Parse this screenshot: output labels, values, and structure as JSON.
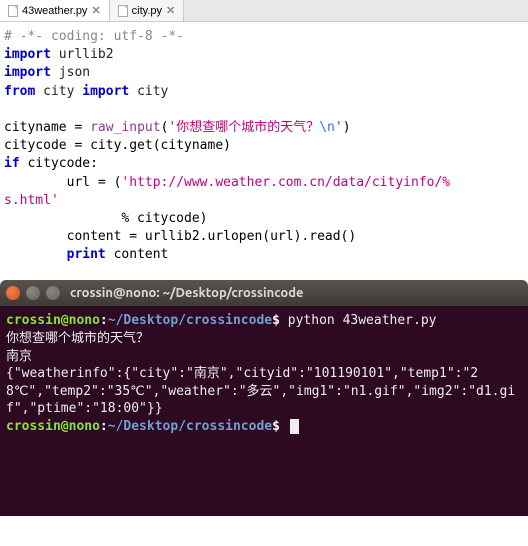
{
  "tabs": [
    {
      "label": "43weather.py",
      "active": true
    },
    {
      "label": "city.py",
      "active": false
    }
  ],
  "code": {
    "l1_comment": "# -*- coding: utf-8 -*-",
    "l2_kw": "import",
    "l2_mod": " urllib2",
    "l3_kw": "import",
    "l3_mod": " json",
    "l4_from": "from",
    "l4_mod1": " city ",
    "l4_import": "import",
    "l4_mod2": " city",
    "l6_var": "cityname ",
    "l6_eq": "= ",
    "l6_func": "raw_input",
    "l6_open": "(",
    "l6_str_a": "'你想查哪个城市的天气？",
    "l6_esc": "\\n",
    "l6_str_b": "'",
    "l6_close": ")",
    "l7": "citycode = city.get(cityname)",
    "l8_if": "if",
    "l8_rest": " citycode:",
    "l9_pre": "        url = (",
    "l9_str": "'http://www.weather.com.cn/data/cityinfo/%",
    "l10_str": "s.html'",
    "l11_pre": "               % citycode)",
    "l12_pre": "        content = urllib2.urlopen(url).read()",
    "l13_pre": "        ",
    "l13_kw": "print",
    "l13_rest": " content"
  },
  "terminal": {
    "title": "crossin@nono: ~/Desktop/crossincode",
    "prompt_user": "crossin@nono",
    "prompt_sep1": ":",
    "prompt_path": "~/Desktop/crossincode",
    "prompt_dollar": "$",
    "cmd": "python 43weather.py",
    "out_l1": "你想查哪个城市的天气？",
    "out_l2": "南京",
    "out_l3": "{\"weatherinfo\":{\"city\":\"南京\",\"cityid\":\"101190101\",\"temp1\":\"28℃\",\"temp2\":\"35℃\",\"weather\":\"多云\",\"img1\":\"n1.gif\",\"img2\":\"d1.gif\",\"ptime\":\"18:00\"}}"
  },
  "chart_data": {
    "type": "table",
    "title": "JSON weather response printed in terminal",
    "rows": [
      {
        "key": "city",
        "value": "南京"
      },
      {
        "key": "cityid",
        "value": "101190101"
      },
      {
        "key": "temp1",
        "value": "28℃"
      },
      {
        "key": "temp2",
        "value": "35℃"
      },
      {
        "key": "weather",
        "value": "多云"
      },
      {
        "key": "img1",
        "value": "n1.gif"
      },
      {
        "key": "img2",
        "value": "d1.gif"
      },
      {
        "key": "ptime",
        "value": "18:00"
      }
    ]
  }
}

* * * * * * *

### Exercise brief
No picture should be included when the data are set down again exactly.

### Reply to the task
Parse this screenshot: output labels, values, and structure as JSON.
{
  "tabs": [
    {
      "label": "43weather.py",
      "active": true
    },
    {
      "label": "city.py",
      "active": false
    }
  ],
  "code": {
    "l1_comment": "# -*- coding: utf-8 -*-",
    "l2_kw": "import",
    "l2_mod": " urllib2",
    "l3_kw": "import",
    "l3_mod": " json",
    "l4_from": "from",
    "l4_mod1": " city ",
    "l4_import": "import",
    "l4_mod2": " city",
    "l6_var": "cityname ",
    "l6_eq": "= ",
    "l6_func": "raw_input",
    "l6_open": "(",
    "l6_str_a": "'你想查哪个城市的天气？",
    "l6_esc": "\\n",
    "l6_str_b": "'",
    "l6_close": ")",
    "l7": "citycode = city.get(cityname)",
    "l8_if": "if",
    "l8_rest": " citycode:",
    "l9_pre": "        url = (",
    "l9_str": "'http://www.weather.com.cn/data/cityinfo/%",
    "l10_str": "s.html'",
    "l11_pre": "               % citycode)",
    "l12_pre": "        content = urllib2.urlopen(url).read()",
    "l13_pre": "        ",
    "l13_kw": "print",
    "l13_rest": " content"
  },
  "terminal": {
    "title": "crossin@nono: ~/Desktop/crossincode",
    "prompt_user": "crossin@nono",
    "prompt_sep1": ":",
    "prompt_path": "~/Desktop/crossincode",
    "prompt_dollar": "$",
    "cmd": "python 43weather.py",
    "out_l1": "你想查哪个城市的天气？",
    "out_l2": "南京",
    "out_l3": "{\"weatherinfo\":{\"city\":\"南京\",\"cityid\":\"101190101\",\"temp1\":\"28℃\",\"temp2\":\"35℃\",\"weather\":\"多云\",\"img1\":\"n1.gif\",\"img2\":\"d1.gif\",\"ptime\":\"18:00\"}}"
  },
  "chart_data": {
    "type": "table",
    "title": "JSON weather response printed in terminal",
    "rows": [
      {
        "key": "city",
        "value": "南京"
      },
      {
        "key": "cityid",
        "value": "101190101"
      },
      {
        "key": "temp1",
        "value": "28℃"
      },
      {
        "key": "temp2",
        "value": "35℃"
      },
      {
        "key": "weather",
        "value": "多云"
      },
      {
        "key": "img1",
        "value": "n1.gif"
      },
      {
        "key": "img2",
        "value": "d1.gif"
      },
      {
        "key": "ptime",
        "value": "18:00"
      }
    ]
  }
}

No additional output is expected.